Application of this element may be more complicated under other circumstances. For example, the District of Delaware analyzed the “acts of infringement” language in the context of a Hatch-Waxman suit-an issue which the court pointed out appeared to be one of first impression.39 The court first noted that the choice of verb tense in the patent venue statute (“has committed”) is problematic in the Hatch-Waxman context, where the infringement analysis is focused on whether infringement will occur in the future, and not on past or present acts.40 Recognizing the forward-thinking nature of Hatch-Waxman litigations, the court concluded that “an ANDA filer’s future, intended acts must be included as part of the ‘acts of infringement’ analysis for purposes of determining if venue is proper.”41 The court relied heavily on the Federal Circuit’s decision in Acorda, which held that an ANDA filer’s “planned future conduct” that is “purposefully directed at the State” satisfies the “minimum contacts” standard for personal jurisdiction.42 Thus, the court concluded that the defendant’s submission of the ANDA, the future acts the defendant intended to take upon ANDA approval, plus an intent to market the ANDA product in the District of Delaware, were sufficient to show that the defendant has committed acts of infringement in the district.43
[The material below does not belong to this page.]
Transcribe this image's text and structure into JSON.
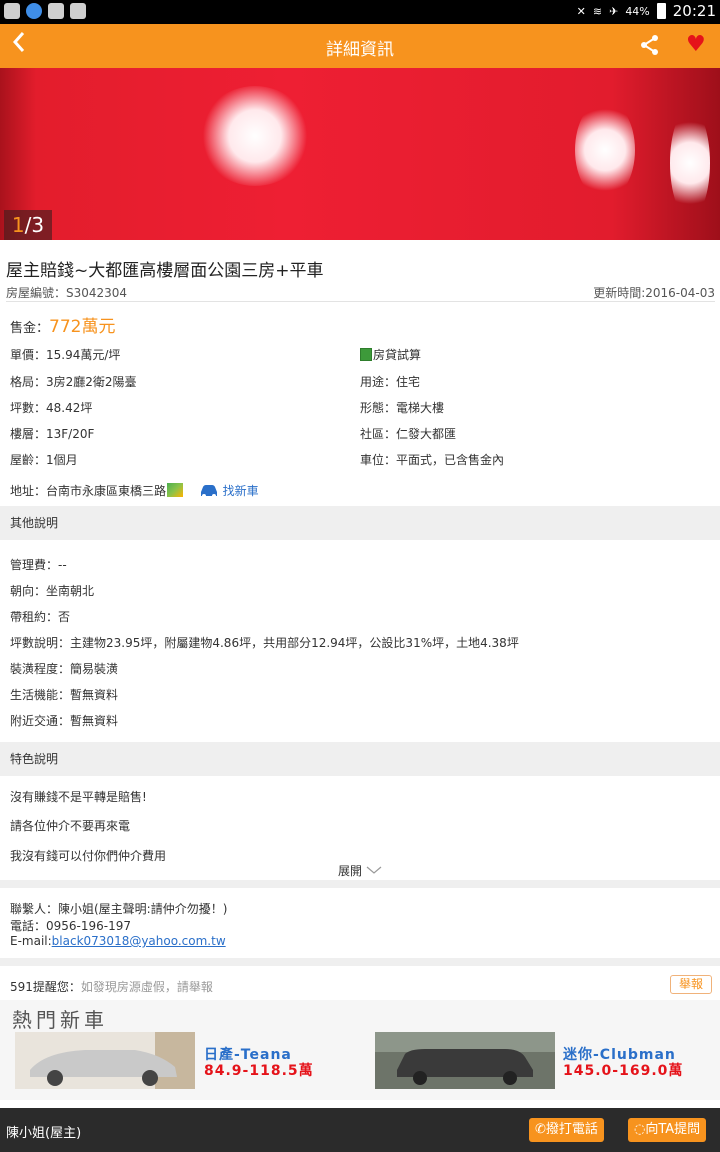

The “act of infringement” aspect of venue may also present challenges for parties alleging indirect infringement. While this issue has not yet been addressed in detail, at least two judges have seemingly implied that, for induced infringement, the “act of infringement” is committed in the district where the direct infringement will occur or has occurred, and not where the inducing party is located.44

Who Bears the Burden of Proof?
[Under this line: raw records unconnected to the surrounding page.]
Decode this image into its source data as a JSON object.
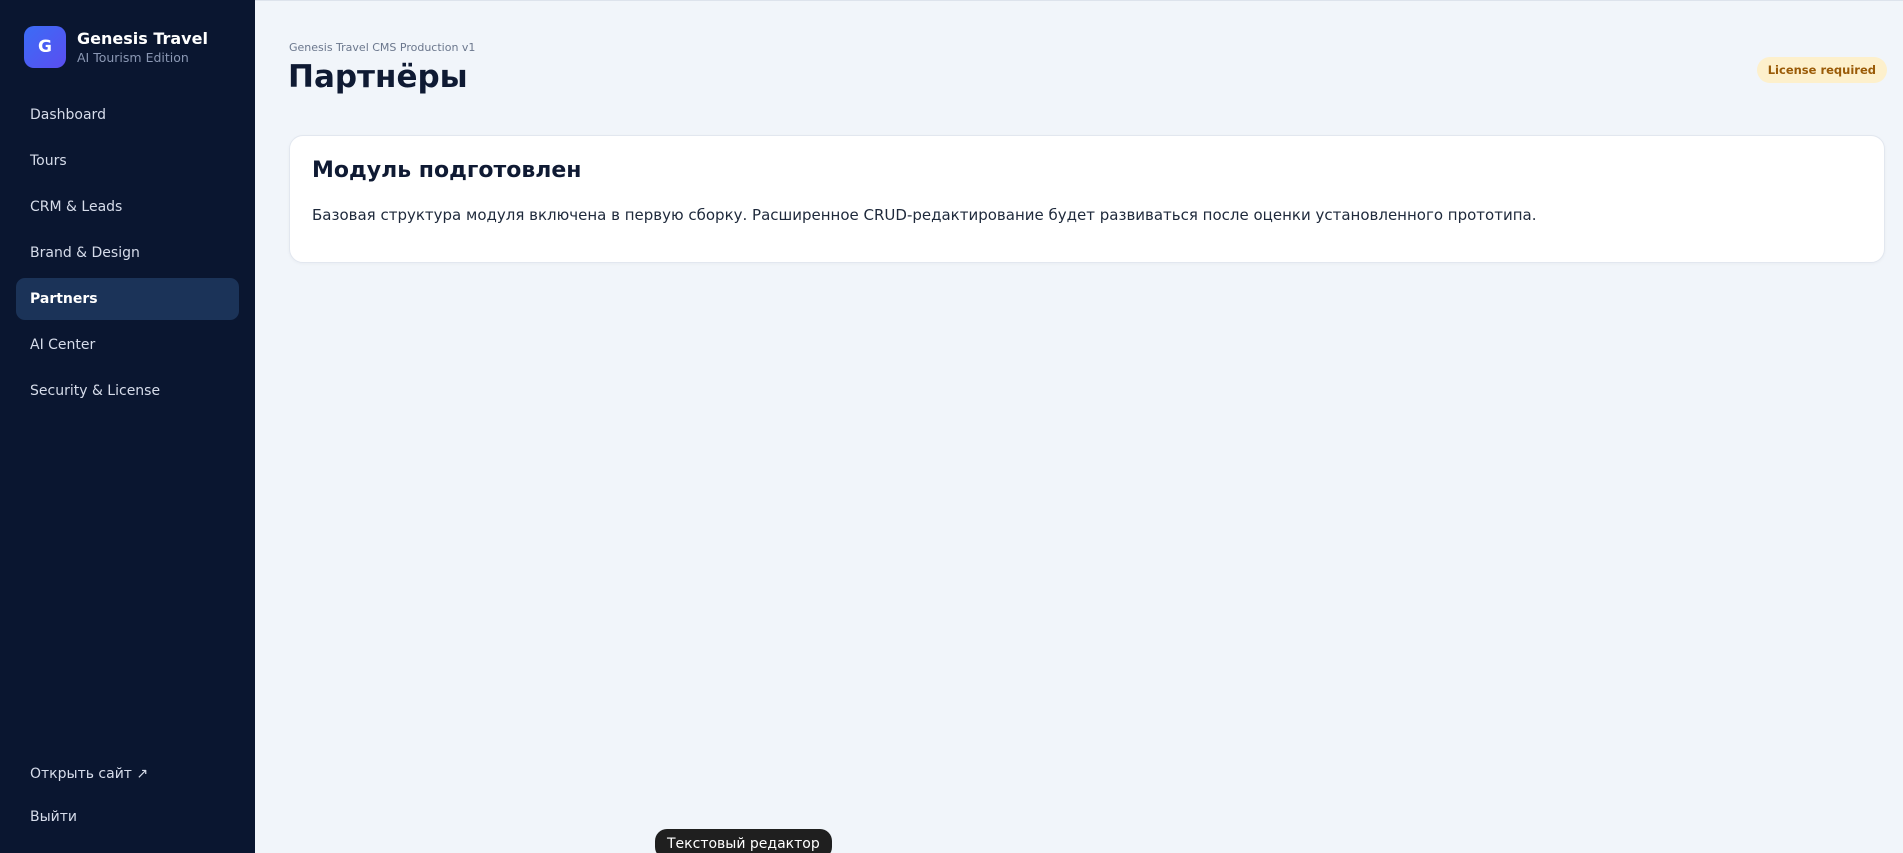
{
  "brand": {
    "logo_letter": "G",
    "title": "Genesis Travel",
    "subtitle": "AI Tourism Edition",
    "accent_color": "#4c5cf4"
  },
  "sidebar": {
    "items": [
      {
        "label": "Dashboard",
        "active": false
      },
      {
        "label": "Tours",
        "active": false
      },
      {
        "label": "CRM & Leads",
        "active": false
      },
      {
        "label": "Brand & Design",
        "active": false
      },
      {
        "label": "Partners",
        "active": true
      },
      {
        "label": "AI Center",
        "active": false
      },
      {
        "label": "Security & License",
        "active": false
      }
    ],
    "bottom": {
      "open_site": "Открыть сайт ↗",
      "logout": "Выйти"
    }
  },
  "header": {
    "breadcrumb": "Genesis Travel CMS Production v1",
    "title": "Партнёры",
    "license_badge": "License required"
  },
  "card": {
    "title": "Модуль подготовлен",
    "text": "Базовая структура модуля включена в первую сборку. Расширенное CRUD-редактирование будет развиваться после оценки установленного прототипа."
  },
  "tooltip": {
    "text": "Текстовый редактор"
  },
  "colors": {
    "sidebar_bg": "#0a1630",
    "active_item_bg": "#1b3358",
    "page_bg": "#f1f5fa",
    "badge_bg": "#fdf0cc",
    "badge_text": "#9a5b08"
  }
}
Due to the recent escalating use of the second test under § 1400(b), district courts are also facing the question of which party bears the burden of proving whether or not acts of infringement occurred in the relevant district and whether or not the accused infringer has a regular and established place of business in that district.

Prior to TC Heartland, the Circuit courts were not uniform in their views on this issue.45 Thus, it is unsurprising that district courts that have addressed this issue since TC Heartland are similarly split. The majority of district courts have held that the burden rests with the plaintiff to establish that venue is proper in their chosen forum,46 likely because the plaintiff is obligated to institute an action in a permissible forum. Other district courts-mainly in the Third and Fifth Circuits-have determined that the burden is on the defendant to demonstrate improper venue, reasoning that a venue objection is a personal privilege of the movant offering protection from inconvenience.47
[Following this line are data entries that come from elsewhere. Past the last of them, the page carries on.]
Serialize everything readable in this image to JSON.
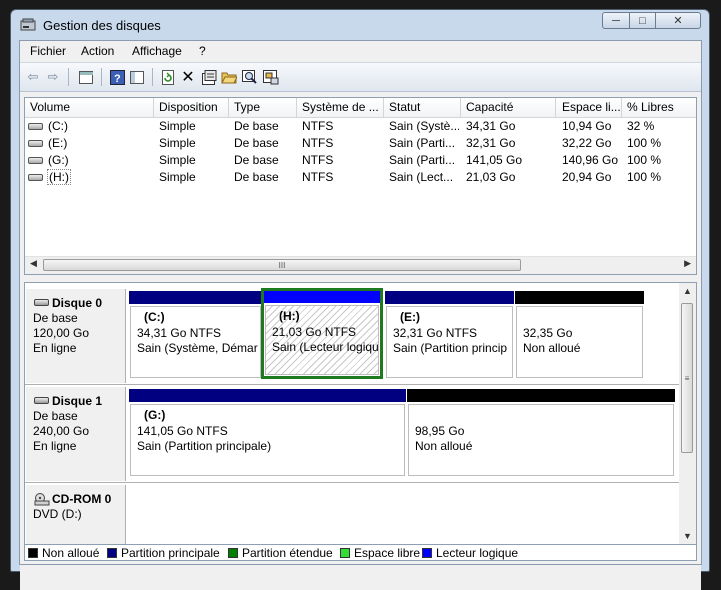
{
  "window": {
    "title": "Gestion des disques",
    "controls": {
      "minimize": "─",
      "maximize": "□",
      "close": "✕"
    }
  },
  "menu": {
    "items": [
      "Fichier",
      "Action",
      "Affichage",
      "?"
    ]
  },
  "toolbar": {
    "icons": [
      "back-icon",
      "forward-icon",
      "properties-pane-icon",
      "help-icon",
      "console-icon",
      "refresh-icon",
      "delete-icon",
      "properties-icon",
      "open-icon",
      "explore-icon",
      "settings-icon"
    ]
  },
  "volume_list": {
    "columns": [
      "Volume",
      "Disposition",
      "Type",
      "Système de ...",
      "Statut",
      "Capacité",
      "Espace li...",
      "% Libres"
    ],
    "rows": [
      {
        "volume": "(C:)",
        "disposition": "Simple",
        "type": "De base",
        "fs": "NTFS",
        "status": "Sain (Systè...",
        "capacity": "34,31 Go",
        "free": "10,94 Go",
        "pct": "32 %"
      },
      {
        "volume": "(E:)",
        "disposition": "Simple",
        "type": "De base",
        "fs": "NTFS",
        "status": "Sain (Parti...",
        "capacity": "32,31 Go",
        "free": "32,22 Go",
        "pct": "100 %"
      },
      {
        "volume": "(G:)",
        "disposition": "Simple",
        "type": "De base",
        "fs": "NTFS",
        "status": "Sain (Parti...",
        "capacity": "141,05 Go",
        "free": "140,96 Go",
        "pct": "100 %"
      },
      {
        "volume": "(H:)",
        "disposition": "Simple",
        "type": "De base",
        "fs": "NTFS",
        "status": "Sain (Lect...",
        "capacity": "21,03 Go",
        "free": "20,94 Go",
        "pct": "100 %"
      }
    ],
    "scroll_thumb": "III"
  },
  "disks": [
    {
      "name": "Disque 0",
      "kind": "De base",
      "size": "120,00 Go",
      "state": "En ligne",
      "partitions": [
        {
          "name": "(C:)",
          "line1": "34,31 Go NTFS",
          "line2": "Sain (Système, Démar",
          "color": "#000080"
        },
        {
          "name": "(H:)",
          "line1": "21,03 Go NTFS",
          "line2": "Sain (Lecteur logiqu",
          "color": "#0000ff",
          "selected": true
        },
        {
          "name": "(E:)",
          "line1": "32,31 Go NTFS",
          "line2": "Sain (Partition princip",
          "color": "#000080"
        },
        {
          "name": "",
          "line1": "32,35 Go",
          "line2": "Non alloué",
          "color": "#000000"
        }
      ]
    },
    {
      "name": "Disque 1",
      "kind": "De base",
      "size": "240,00 Go",
      "state": "En ligne",
      "partitions": [
        {
          "name": "(G:)",
          "line1": "141,05 Go NTFS",
          "line2": "Sain (Partition principale)",
          "color": "#000080"
        },
        {
          "name": "",
          "line1": "98,95 Go",
          "line2": "Non alloué",
          "color": "#000000"
        }
      ]
    },
    {
      "name": "CD-ROM 0",
      "kind": "DVD (D:)"
    }
  ],
  "legend": [
    {
      "label": "Non alloué",
      "color": "#000000"
    },
    {
      "label": "Partition principale",
      "color": "#000080"
    },
    {
      "label": "Partition étendue",
      "color": "#008000"
    },
    {
      "label": "Espace libre",
      "color": "#33dd33"
    },
    {
      "label": "Lecteur logique",
      "color": "#0000ff"
    }
  ]
}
Going forward, litigants should be cognizant of how jurisdictions handle this issue. When selecting where to institute an action, a plaintiff should be aware of their chosen forum’s position on burden in preparation for future potential venue challenges. Before filing a motion to dismiss for improper venue, a defendant should likewise consider who will bear the burden in that forum. And if the burden will likely rest with the defendant, it should be sure to include sufficient details in its opening motion (e.g., through accompanying affidavits) to demonstrate why venue is improper.